Unfortunately, that connection was slowly eroded as George Lucas worked out his alleged master plan. With each piece of the puzzle he added—either by revising the old films or by making new ones—he took something away from us, some part of imagined memories, that we had invested into the film. What was once a kind of interactive process of a very gratifying kind has degenerated into a sort of forced-fed pseudo-religion. None of that is enough to detract completely from the entertainment value of A NEW HOPE and THE EMPIRE STRIKES BACK, when viewed on their own, but the larger phenomenon has gone a long way toward diminishing the sheen.
STARS WARS, EPISODE IV: A NEW HOPE (1977). Written and directed by George Lucas. Cast: Mark Hamill, Harrison Ford, Carrie Fisher, Alec Guiness, Peter Cushing, ,Anthony Daniels, Kenny Baker, peter Mayhew, David Prowse.
STAR WARS, EPISODE V: THE EMPIRE STRIKES BACK (1980). Directed by Irvin Kirshner. Written by Leigh Brackett and Lawrence Kasdan, story by George Lucas.
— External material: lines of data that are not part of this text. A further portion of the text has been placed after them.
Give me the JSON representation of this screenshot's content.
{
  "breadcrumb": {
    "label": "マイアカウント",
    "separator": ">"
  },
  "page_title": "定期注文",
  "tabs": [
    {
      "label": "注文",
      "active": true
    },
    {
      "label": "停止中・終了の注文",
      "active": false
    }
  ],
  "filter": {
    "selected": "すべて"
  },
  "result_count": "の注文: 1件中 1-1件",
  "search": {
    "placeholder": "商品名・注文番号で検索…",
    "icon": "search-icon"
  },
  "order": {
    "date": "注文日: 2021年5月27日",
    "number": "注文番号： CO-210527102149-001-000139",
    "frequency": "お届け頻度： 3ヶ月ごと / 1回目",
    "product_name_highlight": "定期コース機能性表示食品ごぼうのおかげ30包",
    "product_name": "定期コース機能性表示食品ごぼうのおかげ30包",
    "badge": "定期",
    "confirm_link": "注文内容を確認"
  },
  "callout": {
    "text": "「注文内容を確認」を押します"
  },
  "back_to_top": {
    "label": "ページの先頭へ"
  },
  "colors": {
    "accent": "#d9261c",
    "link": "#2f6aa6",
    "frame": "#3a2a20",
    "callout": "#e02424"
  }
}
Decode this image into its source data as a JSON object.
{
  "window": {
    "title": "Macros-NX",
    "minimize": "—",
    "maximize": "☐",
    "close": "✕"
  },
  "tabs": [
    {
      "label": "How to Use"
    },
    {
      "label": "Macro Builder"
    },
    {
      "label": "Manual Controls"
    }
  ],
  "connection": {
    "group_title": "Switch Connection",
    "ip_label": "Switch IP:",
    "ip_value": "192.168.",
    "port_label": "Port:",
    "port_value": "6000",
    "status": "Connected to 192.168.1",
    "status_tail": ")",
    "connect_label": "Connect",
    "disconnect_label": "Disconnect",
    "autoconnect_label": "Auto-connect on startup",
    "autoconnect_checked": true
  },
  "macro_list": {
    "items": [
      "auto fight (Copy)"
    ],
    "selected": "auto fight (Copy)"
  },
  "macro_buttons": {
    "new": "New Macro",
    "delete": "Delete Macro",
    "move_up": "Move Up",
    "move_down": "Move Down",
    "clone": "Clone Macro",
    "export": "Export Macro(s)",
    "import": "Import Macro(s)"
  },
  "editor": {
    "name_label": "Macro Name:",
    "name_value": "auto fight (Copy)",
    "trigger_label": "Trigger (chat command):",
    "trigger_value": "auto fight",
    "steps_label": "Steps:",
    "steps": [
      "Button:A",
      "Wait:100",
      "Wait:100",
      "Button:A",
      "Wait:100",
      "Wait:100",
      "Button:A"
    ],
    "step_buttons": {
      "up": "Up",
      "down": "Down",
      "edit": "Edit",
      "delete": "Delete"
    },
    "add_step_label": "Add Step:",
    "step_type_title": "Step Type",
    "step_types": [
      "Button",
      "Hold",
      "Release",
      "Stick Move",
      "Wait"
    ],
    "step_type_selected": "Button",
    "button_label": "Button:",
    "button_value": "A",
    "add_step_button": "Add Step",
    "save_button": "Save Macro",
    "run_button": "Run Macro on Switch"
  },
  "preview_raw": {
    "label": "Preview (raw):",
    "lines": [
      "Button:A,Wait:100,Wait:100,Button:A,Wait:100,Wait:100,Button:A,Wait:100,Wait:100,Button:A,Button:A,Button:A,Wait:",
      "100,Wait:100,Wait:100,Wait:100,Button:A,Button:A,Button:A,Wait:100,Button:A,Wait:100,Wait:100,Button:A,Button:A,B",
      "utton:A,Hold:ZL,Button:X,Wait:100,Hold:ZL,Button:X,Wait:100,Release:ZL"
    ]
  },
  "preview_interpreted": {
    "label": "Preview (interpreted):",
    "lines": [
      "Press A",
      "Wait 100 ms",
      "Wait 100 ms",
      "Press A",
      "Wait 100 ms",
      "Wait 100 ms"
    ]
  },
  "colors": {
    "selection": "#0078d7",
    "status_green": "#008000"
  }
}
Cast: Mark Hamill, Harrison Ford, Carrie Fisher, Billy Dee Williams, Anthony Daniels, David Prowse, Peter Mayhew, Kenny Baker, Frank Oz (voice), Jeremy Bulloch.
STAR WARS, EPISODE VI: RETURN OF THE JEDI (1983). Directed by Richard Marquand. Written by Lawrence Kasan and George Lucas. Cast: Mark Hamill, Harrison Ford, Carrie Fisher, Billy Dee Williams, Anthony Daniels, James Early Jones (voice), David Prowse, Peter Mayhew, Kenny Baker, Frank Oz (voice), Warwick Davis, Jeremy Bulloch.
Copyright 1997 Steve Biodrowski; revised version copyright 2004. revised again in 2008. The original version of this article appeared in the June 1997 issue of Cinefantastique.